How to Make Cucumber Mango Salsa
Cucumber Mango Salsa might sound strange but it’s a light, refreshing topping that makes the most of those green, oblong beauties.
For this recipe, I combined the sweetness of mango and a little kick from jalapenos. It’s easy to assemble. If you don’t have mangos laying around, feel free to use peaches instead. This salsa is absolutely delicious with peaches. The key is to dice the fruit vegetables small – think of the size of a pencil eraser.
Love Salmon? Try These Recipes!
- Salmon Patties are quick and easy!
- Salmon for breakfast? Yes, please! Dutch Baby with Smoked Salmon.
- Honey Mustard Baked Salmon is ready in 20 minutes!
- Slow-Roasted Salmon with Sweet Chili Glaze!
- Perfectly cooked salmon Sous Vide
Grilled Salmon With Cucumber Mango Salsa
- For the salmon:
- 4 (6 ounce) salmon portions, skin on
- Zest from 1 lime
- Juice from 1/2 lime
- 1 teaspoon kosher salt
- 2 teaspoons olive oil
- 1/4 teaspoon ground Aleppo pepper or chili powder
- For the cucumber salsa:
- 1 (5- to 6-inch) cucumber
- 1 mango
- 1/2 cup packed cilantro
- 1/4 cup minced red onion
- Juice from half a lime
- 1 large garlic clove, minced
- 1/2 jalapeño pepper, seeded and minced
- 1/2 teaspoon kosher salt
Prepare the grill:
Make sure your grill grates are clean.
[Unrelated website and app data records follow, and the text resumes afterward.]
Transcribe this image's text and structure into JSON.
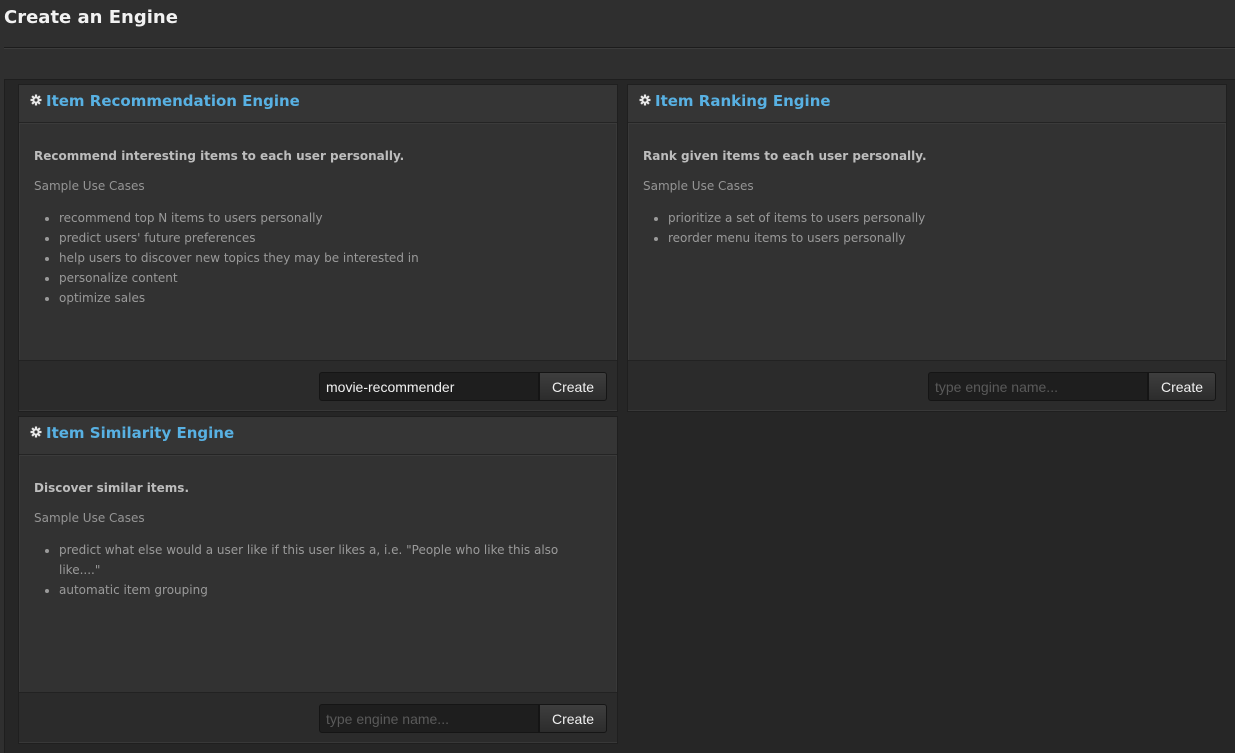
{
  "page": {
    "title": "Create an Engine"
  },
  "engines": [
    {
      "icon": "gear-icon",
      "title": "Item Recommendation Engine",
      "summary": "Recommend interesting items to each user personally.",
      "use_cases_heading": "Sample Use Cases",
      "use_cases": [
        "recommend top N items to users personally",
        "predict users' future preferences",
        "help users to discover new topics they may be interested in",
        "personalize content",
        "optimize sales"
      ],
      "input_value": "movie-recommender",
      "input_placeholder": "type engine name...",
      "button_label": "Create"
    },
    {
      "icon": "gear-icon",
      "title": "Item Ranking Engine",
      "summary": "Rank given items to each user personally.",
      "use_cases_heading": "Sample Use Cases",
      "use_cases": [
        "prioritize a set of items to users personally",
        "reorder menu items to users personally"
      ],
      "input_value": "",
      "input_placeholder": "type engine name...",
      "button_label": "Create"
    },
    {
      "icon": "gear-icon",
      "title": "Item Similarity Engine",
      "summary": "Discover similar items.",
      "use_cases_heading": "Sample Use Cases",
      "use_cases": [
        "predict what else would a user like if this user likes a, i.e. \"People who like this also like....\"",
        "automatic item grouping"
      ],
      "input_value": "",
      "input_placeholder": "type engine name...",
      "button_label": "Create"
    }
  ],
  "colors": {
    "title_accent": "#58b1e3",
    "background": "#2f2f2f",
    "card_background": "#323232"
  }
}
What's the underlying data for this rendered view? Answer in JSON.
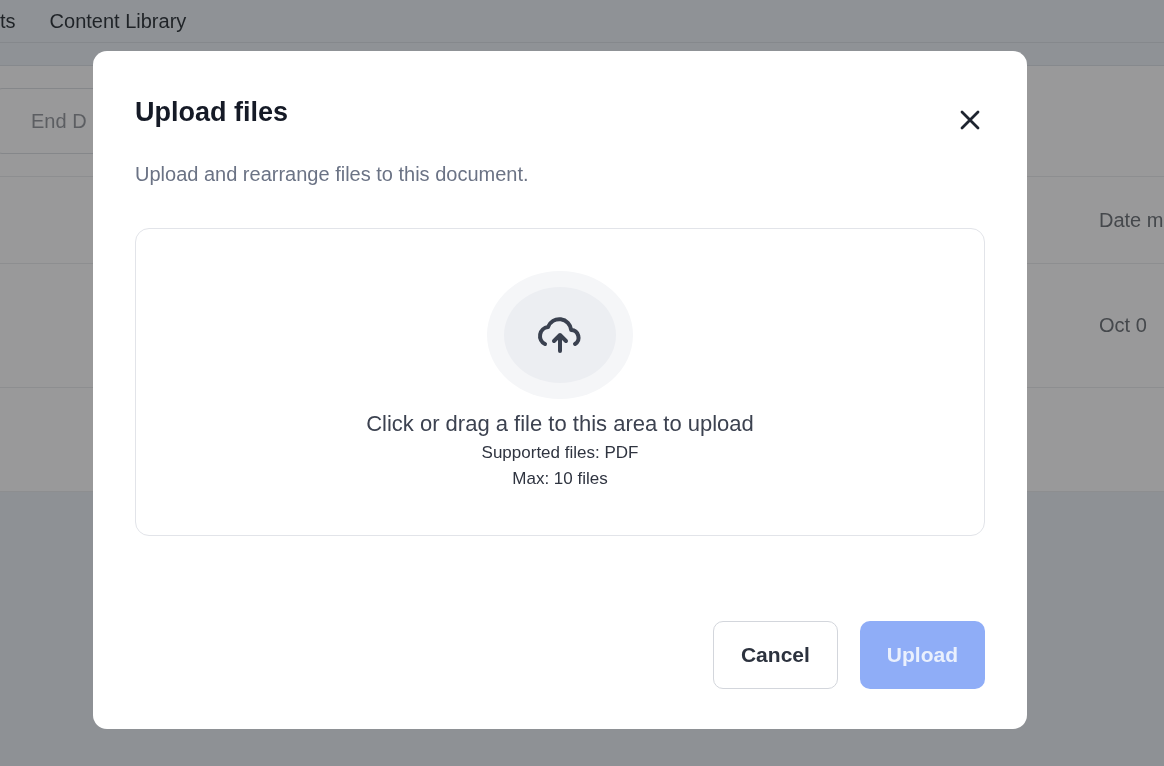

Have your grilling spatula, tongs and a clean platter or plate by the grill. Set up a two-zone grilling method, with one side of the grill hotter than the other.
If using gas, set the burners on one side at medium-high heat, and the other on medium.
For charcoal, pile the briquettes higher on one side than the other but make sure you still have about 3 inches of space between the briquettes and the grill grates.
Prepare the salmon:
In a small bowl, combine lime zest and juice from half of the lime, salt, olive oil, and chili pepper. Brush some oil on the skin side of the salmon. Then brush the lime mixture on the flesh side of the salmon. Make sure the zest is evenly distributed. Set it in the fridge while you prepare the salsa.
Make the salsa:
Peel the cucumber, then slice it in half lengthwise. You should have two, long half-moon shaped cucumbers. Use a spoon and drag it from one end of the cucumber to the other to remove the seeds. Place the cucumber flat side down, and cut into thin strips about the width of a pencil, then cross-cut them into small dice.
For the mango, peel and slice the halves off from the center seed, cut into thin strips, then cross-cut into small dice. Add the cucumber and mango to a medium bowl, then add the cilantro, red onion, juice from the remaining half lime, minced garlic clove, jalapeño pepper, and salt. Toss to combine.
Grill the salmon:
Use grilling tongs, dip a wad of folded paper towels in vegetable oil. Rub it on the grill grates, both the hot and cooler sides. Place the salmon on the hot side of the grill flesh side down, and skin side to the sky. Close the lid and cook the salmon for 1-3 minutes, depending on how thick your fillets are.
Lift the lid, and, using tongs and spatula, carefully slide the spatula under the salmon while holding it with the tongs and place the salmon skin-side down on the cooler side of the grill. Grill for 2 to 5 minutes, depending on how thick your fillets are. Salmon should flake easily and be slightly opaque in the center.
Top with salsa and serve:
Transfer the salmon to the clean platter, give the pico a quick stir, and spoon some over each portion.